“When we showed up, we had to secure everything, because obviously we don’t want another situation with a house explosion,” Ventura said. “You don’t want a repetition.”
Ventura was referring to when fire department battalion chief Michael Fahy was killed in 2016 after he was struck in the head by debris in a gas explosion at a Kingsbridge home on the corner of Tibbett Avenue and West 234th Street that turned out to be a grow house. The Dec. 27 bust took place less than a mile from where Fahy lost his life.
Two men — Garivaldi Castillo, of Washington Heights, and Julio Salcedo, of Kingsbridge — pleaded guilty last July to second-degree manslaughter in Fahy’s death. Castillo faces up to six years in prison, court officials said, while Salcedo might spend four years behind bars.
In Marble Hill, there was extra precaution with both the fire department and Con Edison on-scene, Ventura said, checking for elevated gas levels.
“Good thing they did, because it looks like it could have been a dangerous situation,” he said.
Firefighters apparently smelled gas outside the building, prompting them to investigate a potential leak, according to published reports. That led them to discover more than 100 marijuana plants stashed inside two separate fifth-floor apartments.
Both the fourth and fifth floors were evacuated.
“It wasn’t too long until (ConEd) said it was OK and that residents could come back in,” Ventura said. “After that, we obviously confiscated everything that was in there,” including the plants officers hoisted out in bags before packing them into squad cars.
In addition to cannabis, police also wrangled ventilation devices and lights, according to published reports. Since grow houses require more power for heat lamps, electrical wires were snaked through the building’s dumbwaiter up to the apartments. Meanwhile, ConEd had flagged the building for police when they noticed high electricity usage, which can signal a grow operation.

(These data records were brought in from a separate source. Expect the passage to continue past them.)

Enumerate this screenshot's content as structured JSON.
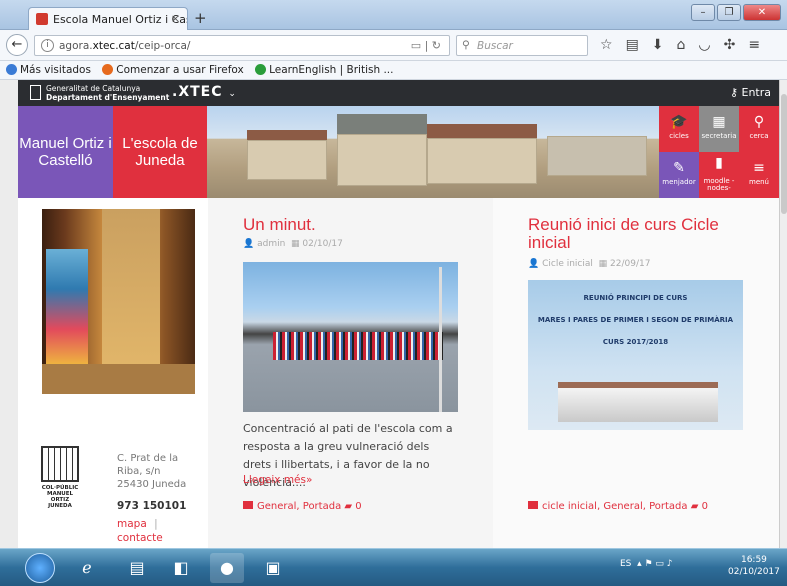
{
  "browser": {
    "tab_title": "Escola Manuel Ortiz i Castelló",
    "tab_close": "×",
    "new_tab": "+",
    "url_prefix": "agora.",
    "url_host": "xtec.cat",
    "url_path": "/ceip-orca/",
    "search_placeholder": "Buscar",
    "win_min": "–",
    "win_max": "❐",
    "win_close": "✕"
  },
  "bookmarks": [
    {
      "label": "Más visitados",
      "color": "#3a7bd5"
    },
    {
      "label": "Comenzar a usar Firefox",
      "color": "#e66a1e"
    },
    {
      "label": "LearnEnglish | British ...",
      "color": "#2a9d3a"
    }
  ],
  "site": {
    "gencat_line1": "Generalitat de Catalunya",
    "gencat_line2": "Departament d'Ensenyament",
    "xtec": ".XTEC",
    "entra": "Entra",
    "block1": "Manuel Ortiz i Castelló",
    "block2": "L'escola de Juneda",
    "tiles": [
      {
        "label": "cicles",
        "icon": "graduation-cap-icon",
        "color": "#e0303e"
      },
      {
        "label": "secretaria",
        "icon": "presentation-icon",
        "color": "#8c8c8c"
      },
      {
        "label": "cerca",
        "icon": "search-icon",
        "color": "#e0303e"
      },
      {
        "label": "menjador",
        "icon": "kitchen-icon",
        "color": "#7a56b8"
      },
      {
        "label": "moodle -nodes-",
        "icon": "book-icon",
        "color": "#e0303e"
      },
      {
        "label": "menú",
        "icon": "menu-icon",
        "color": "#e0303e"
      }
    ]
  },
  "sidebar": {
    "logo_text1": "COL·PÚBLIC",
    "logo_text2": "MANUEL ORTIZ",
    "logo_text3": "JUNEDA",
    "address1": "C. Prat de la",
    "address2": "Riba, s/n",
    "address3": "25430 Juneda",
    "phone": "973 150101",
    "map_link": "mapa",
    "sep": "|",
    "contact_link": "contacte"
  },
  "posts": [
    {
      "title": "Un minut.",
      "author": "admin",
      "date": "02/10/17",
      "excerpt": "Concentració al pati de l'escola com a resposta a la greu vulneració dels drets i llibertats, i a favor de la no violència....",
      "more": "Llegeix més»",
      "categories": "General, Portada",
      "comments": "0"
    },
    {
      "title": "Reunió inici de curs Cicle inicial",
      "author": "Cicle inicial",
      "date": "22/09/17",
      "poster_line1": "REUNIÓ PRINCIPI DE CURS",
      "poster_line2": "MARES I PARES DE PRIMER I SEGON DE PRIMÀRIA",
      "poster_line3": "CURS 2017/2018",
      "categories": "cicle inicial, General, Portada",
      "comments": "0"
    }
  ],
  "taskbar": {
    "tray_lang": "ES",
    "time": "16:59",
    "date": "02/10/2017"
  }
}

Buildings department officials also inspected the structure, discovering illegal plumbing and electrical work, along with partitions inside both apartments. They issued a violation for work without a permit, according to reports.
Police are still investigating, Ventura said, with no arrests reported as of Jan. 3.
When it comes to cracking down on drug sales in the 5-0, it’s no quick task, Ventura added.
“It’s a lot of investigation, and it takes some time,” he said. “That’s why our narcotics bureau does extensive investigations. They’re going to do everything they have to do to get the bad guys. They have to get information on who the players are” and look into “whichever locations they think are conducting illegal business.”
Ventura’s already logged a decade as a police officer serving the 50th Precinct, so snuffing out drug rings isn’t new to him. Nor do places where they’ve typically taken root — which actually could be anywhere from Marble Hill to North Riverdale — look all that different from when he started here.
“We’ve had a few stash houses here and there,” Ventura said. “This is a good community. These guys are going to look for a nice, quiet community to do these types of businesses. There’ve been big busts in this area — because it’s a quiet neighborhood.
“We are tackling it all the time. Once in a while, you see that happening.”
Like when various law enforcement officers from the multi-jurisdictional Drug Enforcement Task Force engaged in a high-speed inter-borough chase last September. That ended in a crash and ultimately the arrest of four men they believed to be connected to what was described as a West 262nd Street heroin mill just south of the city line.
Still, even with — and perhaps because of — ongoing enforcement against narcotics, major crimes in the 5-0 were down nearly 5 percent last year compared to the previous year, according to NYPD statistics as of Dec. 30.
That includes an 11 percent drop in burglaries, and a nearly 14 percent drop in grand larcenies, although car thefts climbed close to 23 percent, while murders more than doubled, from three in 2017 to seven last year.
Still, keeping people safe can be extremely risky business for those tasked with serving and protecting.
“Everything is a challenge,” Ventura said. “It’s a lot of groundwork,” plus a lot of digging while pursuing potential perpetrators. “Once we get everything down, we do what we have to do (to) make arrests (and) stop these guys.
“It can be dangerous,” especially when it comes to narcotics, he added. “Some of these guys have weapons, guns. Not all the time, but there’s things we never know until we actually confront them.”
And while some drugs may be considered more deadly or addictive than others — like heroin — preventing illegal sales is all treated the same.
“Narcotics is narcotics,” Ventura said.
“It’s still illegal. We still enforce the law.”